My own personal Unsolved Mysteries mystery is now solved! All thanks to research from Juan Barona, producer of the MRP Show podcast.
A while back I wrote an article about the new Netflix reboot of Unsolved Mysteries. In that post, I referenced one particular episode of the original series that absolutely terrified me as a kid. Click here to read the post for context.
But the thing is, I couldn’t recall which episode it had been. It led me to believe that perhaps the episode never existed in the first place and was just the result of faulty memory. I remembered it involving ghostly voices heard by some kid on a radio. I also recalled it being just a small part of a much larger episode, perhaps involving ghost ships or something to that extent. That was probably why I wasn’t able to track it down because in the wiki descriptions there isn’t anything about the exact details of the episodes, apart from their brief subjects.
Based on my obscure details, Juan was able to prove that I hadn’t been confabulating for the most part after all. The episode did exist—episode three in the first season of Unsolved Mysteries, which originally aired on October 26, 1988…just in time for Halloween. Watch the episode here.

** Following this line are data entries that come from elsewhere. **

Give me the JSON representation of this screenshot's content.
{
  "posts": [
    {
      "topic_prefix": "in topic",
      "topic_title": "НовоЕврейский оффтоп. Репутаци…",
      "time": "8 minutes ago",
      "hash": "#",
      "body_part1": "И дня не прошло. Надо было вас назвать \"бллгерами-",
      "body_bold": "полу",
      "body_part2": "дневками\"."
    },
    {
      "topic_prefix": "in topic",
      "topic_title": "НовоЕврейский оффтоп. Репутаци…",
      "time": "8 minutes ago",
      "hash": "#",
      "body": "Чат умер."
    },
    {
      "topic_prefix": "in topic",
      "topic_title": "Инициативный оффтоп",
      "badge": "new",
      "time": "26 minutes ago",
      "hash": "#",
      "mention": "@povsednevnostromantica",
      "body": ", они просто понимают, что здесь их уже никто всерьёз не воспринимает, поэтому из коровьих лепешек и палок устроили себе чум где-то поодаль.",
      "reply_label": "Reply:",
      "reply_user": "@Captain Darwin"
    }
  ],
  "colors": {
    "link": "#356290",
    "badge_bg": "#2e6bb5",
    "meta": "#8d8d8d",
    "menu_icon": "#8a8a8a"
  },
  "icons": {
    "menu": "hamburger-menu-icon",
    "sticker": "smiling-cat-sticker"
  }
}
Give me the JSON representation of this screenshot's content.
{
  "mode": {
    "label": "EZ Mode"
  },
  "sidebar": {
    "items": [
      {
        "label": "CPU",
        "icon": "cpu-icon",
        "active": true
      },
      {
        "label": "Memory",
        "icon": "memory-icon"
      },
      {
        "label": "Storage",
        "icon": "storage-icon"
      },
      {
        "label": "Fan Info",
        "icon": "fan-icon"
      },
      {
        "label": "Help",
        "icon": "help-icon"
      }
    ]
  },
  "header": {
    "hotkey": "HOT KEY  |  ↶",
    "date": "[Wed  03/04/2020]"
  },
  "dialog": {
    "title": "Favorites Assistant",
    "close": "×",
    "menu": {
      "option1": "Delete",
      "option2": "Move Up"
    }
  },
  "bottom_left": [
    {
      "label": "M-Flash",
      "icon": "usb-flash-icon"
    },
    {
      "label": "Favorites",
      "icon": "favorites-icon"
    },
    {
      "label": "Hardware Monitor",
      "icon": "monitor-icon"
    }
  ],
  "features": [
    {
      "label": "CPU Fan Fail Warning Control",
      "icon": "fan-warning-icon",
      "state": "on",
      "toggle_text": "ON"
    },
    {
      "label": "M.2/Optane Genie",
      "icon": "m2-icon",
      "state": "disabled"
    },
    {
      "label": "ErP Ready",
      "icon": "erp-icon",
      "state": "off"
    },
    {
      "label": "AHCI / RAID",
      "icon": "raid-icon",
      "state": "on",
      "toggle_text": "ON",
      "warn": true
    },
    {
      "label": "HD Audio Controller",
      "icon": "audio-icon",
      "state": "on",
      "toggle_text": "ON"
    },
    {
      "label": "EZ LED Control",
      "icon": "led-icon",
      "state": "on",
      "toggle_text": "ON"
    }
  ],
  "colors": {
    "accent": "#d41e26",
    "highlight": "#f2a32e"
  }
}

If you aren’t familiar with the story of Mike Blower’s home run prediction, then you’re in for a treat.
Now when you hear the term precognition used in the paranormal, you probably imagine someone with the magnificent ability to make predictions of future events. Or, at least to some extent. But precognitive abilities don’t always have to manifest in spectacular ways. They can also show up in more subtle manners.
To my knowledge, Savalas first publicly shared his experiences on a 1993 Australian TV show called The Extraordinary. After telling his story he died just a few months later in January of 1994. But the implications of this tale go beyond just him. Here is that segment…
When I first began the Normal Paranormal website several years ago, I put the call out to see if anyone wanted to contribute articles to it. The response was almost nonexistent. Yet, there was one person out there who had taken an interest.
His name was “Lawrence Miller” and he had lived in a haunted house.
Lawrence told me how it practically destroyed his life and left a negative impact on his family. Although tragic, his account was at the same time important, because it put in perspective the reality of this that ghost hunters often forget.
The paranormal isn’t fun for everyone.
I received an email from Sue Swiatek, the state director of MUFON Virginia, about an upcoming conference in the Maryland area she organizes annually called “Fortfest.” I didn’t get a chance to attend last year’s but from what I heard it had a fantastic lineup. This year Fortfest also has some impressive speakers—some of which I’ve heard of, but have never seen lecture before.
The late Martin Caidin was an author of numerous books including “Ghosts in the Air” which chronicles various paranormal occurrences in air space and within the airplanes themselves. On October 22, 1995 Caidin gave an interview on Dreamland with Art Bell, a well-known radio program that some of you may be familiar with. (Today, it is hosted by Whitley Strieber.)
In that particular conversation, Caidin detailed such a supernatural event that may have saved his life, along with the lives of two other pilots.